- Adding Value Through Portfolio Development – Rarely are one or two investments going to change the life of an advisor or their client. A good advisor will encourage the customer to diversify their funds across the board. A versatile and varied portfolio may not have any one giant return, but the steady performance of all of the investments together will prove to be profitable in the long-term. Portfolios do not have to be complicated, although they can be. The more a client wants to know and understand, the more a good advisor will work towards that end. There are clients who take on a more hands-off approach and that’s okay too. A great deal of trust in one’s advisor is necessary for that level of separation. Even a distant client should be bothered with critical information or decisions as the market fluctuates.
- Emphasis on tax-efficient strategies – A good advisor is always watching out for the client as a whole. This means keeping them safe while earning money, not looking for ways to avoid taxes or other practices that can cause a client a great deal of trouble down the line. Always looking for good investments within the guidelines of tax code and sharing these specifics with the client is the mark of a good advisor.
- An Open Mind and Ear – Continuing in this mindset of honest informing of the client, a good advisor is also open to the client bringing information and insight to them. Communicating truth is the smart road to any success. Whether a client has a concern or advice, they should be encouraged to contact the person or company handling their money at any time. Sometimes what the client brings is concern or frustration and these feelings should be met immediately with understanding and explanation. A good advisor communicates and explains as many times as it takes, because they want their client involved and on the same page.
Having a financial advisor that you consider good is really determined by you. Good doesn’t necessarily mean successful or popular. It doesn’t tie in to any certain age or even experience. Good in this sentiment comes from the security and attention given to the client. When you have yet to invest a dime, when you can’t possibly predict where this relationship may go, how do you choose the financial advisor that’s best for you? Look for these four attributes.

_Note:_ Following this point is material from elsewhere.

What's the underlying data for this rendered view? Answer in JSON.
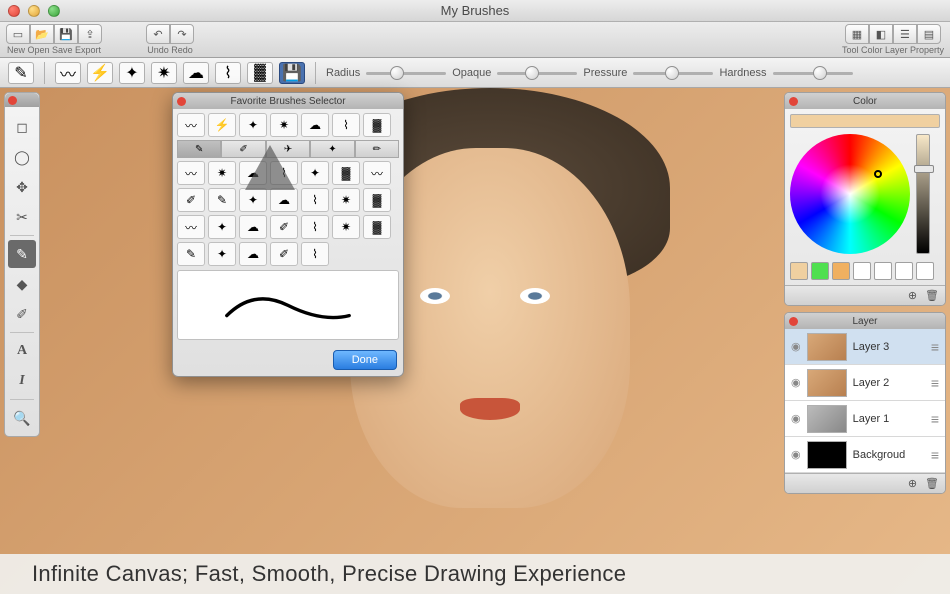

- Informed ~ Whether he graduated top of his class and has a lot of experience or just did okay and is fairly new, your advisor is informed. He’s always reading and watching and getting intimate with the market. He’s soaking up information like a sponge so he can pass it on to you and use it to advise wisely.
- Personable and Inviting ~ Your advisor needs to be willing to pay you the attention you need to feel at ease. This includes a willingness to educate, share market data and talk about options before just assuming they know best.
- Instinct ~ It may be hard to assess this at a first meeting, but ask around and ask your potential advisor about past experiences. Instinct means sensing risk, being street smart and not getting in over one’s head.
- Accessibility and Cost ~ Yes, this does matter! Choose an advisor who charges reasonably and has convenient office hours and location.
At the end of the day, only a happy client can identify a good advisor. Contact Gabrielle Louma to see if you have found the perfect CPA.